▶ [REQUIREMENT]
Every entry below is to be retyped exactly as it appears.

Dataset entries
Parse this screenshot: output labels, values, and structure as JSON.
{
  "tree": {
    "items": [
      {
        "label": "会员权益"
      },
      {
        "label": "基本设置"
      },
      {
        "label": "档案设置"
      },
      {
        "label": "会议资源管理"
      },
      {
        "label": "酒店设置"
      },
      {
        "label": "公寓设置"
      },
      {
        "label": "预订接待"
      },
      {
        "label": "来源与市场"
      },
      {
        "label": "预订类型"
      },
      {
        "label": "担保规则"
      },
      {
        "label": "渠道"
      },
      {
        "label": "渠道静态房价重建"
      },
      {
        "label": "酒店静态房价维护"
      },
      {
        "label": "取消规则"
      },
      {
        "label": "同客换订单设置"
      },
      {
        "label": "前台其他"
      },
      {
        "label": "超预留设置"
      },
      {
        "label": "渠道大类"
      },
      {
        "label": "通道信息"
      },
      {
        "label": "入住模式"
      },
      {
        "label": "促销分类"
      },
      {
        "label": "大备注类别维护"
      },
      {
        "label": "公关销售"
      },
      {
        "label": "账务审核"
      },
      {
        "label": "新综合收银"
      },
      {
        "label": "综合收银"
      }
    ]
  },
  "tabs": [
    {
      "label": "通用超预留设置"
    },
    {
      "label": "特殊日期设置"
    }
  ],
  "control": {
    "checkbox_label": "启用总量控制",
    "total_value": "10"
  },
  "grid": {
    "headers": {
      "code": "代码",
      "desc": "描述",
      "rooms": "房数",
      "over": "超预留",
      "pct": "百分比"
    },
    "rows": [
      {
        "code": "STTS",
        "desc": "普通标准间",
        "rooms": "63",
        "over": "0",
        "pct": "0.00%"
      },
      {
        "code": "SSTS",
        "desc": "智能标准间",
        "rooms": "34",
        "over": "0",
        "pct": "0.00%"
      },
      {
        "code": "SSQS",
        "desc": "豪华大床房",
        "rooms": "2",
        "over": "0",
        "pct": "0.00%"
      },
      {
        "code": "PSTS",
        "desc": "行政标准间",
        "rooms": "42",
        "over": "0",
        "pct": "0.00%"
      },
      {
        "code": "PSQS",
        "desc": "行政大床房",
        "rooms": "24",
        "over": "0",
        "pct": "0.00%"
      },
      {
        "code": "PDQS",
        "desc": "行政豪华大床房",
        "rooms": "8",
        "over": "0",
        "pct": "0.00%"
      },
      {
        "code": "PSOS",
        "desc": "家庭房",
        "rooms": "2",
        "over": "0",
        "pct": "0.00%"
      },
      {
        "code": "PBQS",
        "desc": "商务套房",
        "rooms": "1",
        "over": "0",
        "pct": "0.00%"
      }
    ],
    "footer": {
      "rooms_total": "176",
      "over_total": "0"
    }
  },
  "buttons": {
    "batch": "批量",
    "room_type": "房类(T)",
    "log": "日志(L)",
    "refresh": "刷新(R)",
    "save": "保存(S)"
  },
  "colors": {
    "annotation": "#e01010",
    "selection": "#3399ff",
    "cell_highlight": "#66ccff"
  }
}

▶ [EXPECTED ANSWER]
Parse this screenshot: output labels, values, and structure as JSON.
{
  "tree": {
    "items": [
      {
        "label": "会员权益"
      },
      {
        "label": "基本设置"
      },
      {
        "label": "档案设置"
      },
      {
        "label": "会议资源管理"
      },
      {
        "label": "酒店设置"
      },
      {
        "label": "公寓设置"
      },
      {
        "label": "预订接待"
      },
      {
        "label": "来源与市场"
      },
      {
        "label": "预订类型"
      },
      {
        "label": "担保规则"
      },
      {
        "label": "渠道"
      },
      {
        "label": "渠道静态房价重建"
      },
      {
        "label": "酒店静态房价维护"
      },
      {
        "label": "取消规则"
      },
      {
        "label": "同客换订单设置"
      },
      {
        "label": "前台其他"
      },
      {
        "label": "超预留设置"
      },
      {
        "label": "渠道大类"
      },
      {
        "label": "通道信息"
      },
      {
        "label": "入住模式"
      },
      {
        "label": "促销分类"
      },
      {
        "label": "大备注类别维护"
      },
      {
        "label": "公关销售"
      },
      {
        "label": "账务审核"
      },
      {
        "label": "新综合收银"
      },
      {
        "label": "综合收银"
      }
    ]
  },
  "tabs": [
    {
      "label": "通用超预留设置"
    },
    {
      "label": "特殊日期设置"
    }
  ],
  "control": {
    "checkbox_label": "启用总量控制",
    "total_value": "10"
  },
  "grid": {
    "headers": {
      "code": "代码",
      "desc": "描述",
      "rooms": "房数",
      "over": "超预留",
      "pct": "百分比"
    },
    "rows": [
      {
        "code": "STTS",
        "desc": "普通标准间",
        "rooms": "63",
        "over": "0",
        "pct": "0.00%"
      },
      {
        "code": "SSTS",
        "desc": "智能标准间",
        "rooms": "34",
        "over": "0",
        "pct": "0.00%"
      },
      {
        "code": "SSQS",
        "desc": "豪华大床房",
        "rooms": "2",
        "over": "0",
        "pct": "0.00%"
      },
      {
        "code": "PSTS",
        "desc": "行政标准间",
        "rooms": "42",
        "over": "0",
        "pct": "0.00%"
      },
      {
        "code": "PSQS",
        "desc": "行政大床房",
        "rooms": "24",
        "over": "0",
        "pct": "0.00%"
      },
      {
        "code": "PDQS",
        "desc": "行政豪华大床房",
        "rooms": "8",
        "over": "0",
        "pct": "0.00%"
      },
      {
        "code": "PSOS",
        "desc": "家庭房",
        "rooms": "2",
        "over": "0",
        "pct": "0.00%"
      },
      {
        "code": "PBQS",
        "desc": "商务套房",
        "rooms": "1",
        "over": "0",
        "pct": "0.00%"
      }
    ],
    "footer": {
      "rooms_total": "176",
      "over_total": "0"
    }
  },
  "buttons": {
    "batch": "批量",
    "room_type": "房类(T)",
    "log": "日志(L)",
    "refresh": "刷新(R)",
    "save": "保存(S)"
  },
  "colors": {
    "annotation": "#e01010",
    "selection": "#3399ff",
    "cell_highlight": "#66ccff"
  }
}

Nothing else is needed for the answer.